Explanation of Outcomes Terms


  • DVT Prophylaxis by End of Admission Day Two

    Deep venous thrombosis (DVT) is a blood clot that can form deep in the leg or arm when someone is unable to get out of bed. People who've had a stroke may have difficulty moving or walking, so it is important to reduce their risk of DVT. Evidence-based medicine has found that stroke patients should receive therapy to prevent DVT by the end of the second day of their hospital stay. See our score.

    Antithrombotic at Discharge

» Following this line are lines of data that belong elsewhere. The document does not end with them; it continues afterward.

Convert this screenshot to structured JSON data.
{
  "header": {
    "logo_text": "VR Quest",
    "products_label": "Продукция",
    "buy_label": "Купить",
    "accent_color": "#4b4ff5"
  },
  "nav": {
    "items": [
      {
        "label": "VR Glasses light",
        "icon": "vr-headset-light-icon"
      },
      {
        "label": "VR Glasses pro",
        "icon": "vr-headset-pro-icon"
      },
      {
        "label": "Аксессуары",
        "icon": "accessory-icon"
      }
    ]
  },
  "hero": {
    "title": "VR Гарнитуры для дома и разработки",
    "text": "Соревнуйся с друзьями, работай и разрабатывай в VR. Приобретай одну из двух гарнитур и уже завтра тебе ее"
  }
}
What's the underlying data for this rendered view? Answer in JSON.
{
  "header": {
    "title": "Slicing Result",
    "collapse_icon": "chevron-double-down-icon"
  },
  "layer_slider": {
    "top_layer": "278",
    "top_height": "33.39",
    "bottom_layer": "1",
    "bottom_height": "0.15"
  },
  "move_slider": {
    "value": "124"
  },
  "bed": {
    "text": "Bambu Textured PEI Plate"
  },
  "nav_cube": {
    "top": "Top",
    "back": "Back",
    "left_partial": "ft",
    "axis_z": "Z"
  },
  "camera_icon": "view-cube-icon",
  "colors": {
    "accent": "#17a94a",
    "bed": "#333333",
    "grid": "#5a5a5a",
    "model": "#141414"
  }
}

    According to the American Heart/American Stroke Association, 23 percent of strokes are recurrent – meaning the stroke happens to someone who has had a stroke before. It is important for people who've had a stroke to be on the correct medicines to prevent recurrent stroke. Antithrombotic medications, such as aspirin or Plavix, reduce the risk of recurrent stroke by making the platelets in the blood less likely to stick together and form a clot. It is important to prescribe antithrombotic treatment at discharge for people who have had a stroke. See our score.

    Anticoagulation at Discharge for Patients with Atrial Fibrillation/Flutter

    Atrial fibrillation and atrial flutter are irregular heart rhythms that prevent blood from flowing smoothly through the heart and increase the risk of blood clots. These blood clots can travel to the brain and cause a stroke. According to the National Stroke Association, people with atrial fibrillation are five times more likely to have a stroke. Anticoagulant medications make the blood less likely to clot, which reduces the risk of another stroke. An anticoagulant should be prescribed at discharge. See our score.

    tPA-Eligible Patients Who Arrive Within Two Hours of Symptoms and are Treated Within Three Hours

    Tissue plasminogen activator (tPA) is the only medication that can be used to open a blood vessel in the brain that is blocked by a blood clot, which is the cause of most strokes. If a person having this type of stroke arrives at the hospital within two hours of their first stroke symptom, doctors can often reopen the blocked vessel and save some of the brain tissue. This results in less brain damage and less disability. If a person waits too long to get medical attention, all of the brain tissue affected by the blocked blood vessel may already be dead. Reopening the vessel then will not lessen the damage from the stroke, and is very likely to cause bleeding in the brain. For this reason, tPA must be given within two to three hours of the first signs of stroke. See our score.

    Antithrombotic Therapy by End of Admission Day Two

    It is important for people who have had a stroke to receive antithrombotic medication quickly to keep the stroke-causing clot from growing. A clot sitting in a blood vessel will attract platelets, the part of the blood that forms a clot. Antithrombotic medications make platelets in the blood less likely to stick together and form a clot. For this reason, antithrombotics should be given by the end of the patient's second day in the hospital. See our score.

    Statin Therapy at Discharge

    Having a high level of bad cholesterol in the blood is a major risk factor for stroke. Bad cholesterol (LDL) in the blood forms plaque deposits on the walls of arteries. These plaque deposits narrow the opening of the artery, making it hard for blood to flow through. Clots can form on the plaque deposits and block blood flow, causing a stroke. Particles of clot and plaque can also break off from that site and travel to other sites, causing additional strokes. Statin medications reduce the amount of LDL in the blood. Stroke patients should be prescribed a statin medication at discharge. See our score.

    Patient Received Written Stroke Education

    This percentage represents stroke patients who received appropriate education in writing during their hospital stay. People who have had a stroke are at risk for having another stroke (called a recurrent stroke). Stroke patients should be given information on how to manage any conditions they have that increase their risk for stroke, including high blood pressure, high cholesterol, and diabetes. They should be told how to lead a healthier lifestyle to reduce the risk of a recurrent stroke. Smoking doubles the risk of stroke. People who smoke should be given information on how to quit when they leave the hospital. Stroke patients and their families also need education on how to recognize a stroke as soon as it happens and call 911 to ensure rapid treatment. See our score.

    Patient is Assessed for Rehabilitation

    Most people who experience a stroke need some combination of physical, occupational, and speech therapy during and after their hospital stay. Some patients need to transition from the hospital to an intensive inpatient rehabilitation center before they can return home. Others can return home and travel to an outpatient center for therapy or receive services in their home. Stroke patients should be properly evaluated for the type and level of therapy they need before they are discharged. This will help them return to the highest level of function possible. See our score.

    Patient Received All Standards of Care

    This represents the number of stroke patients who received care that met all of the measures mentioned above. This is also referred to as "defect-free care." See our score.

    Total Number of Patients to Receive tPA

    At Memorial University Medical Center, we track the number of patients that receive the clot-busting drug tissue plasminogen activator (tPA) in our facility each year. It is the only medication that can be used to open a blood vessel in the brain blocked by a clot, which is the cause of most strokes. See our score.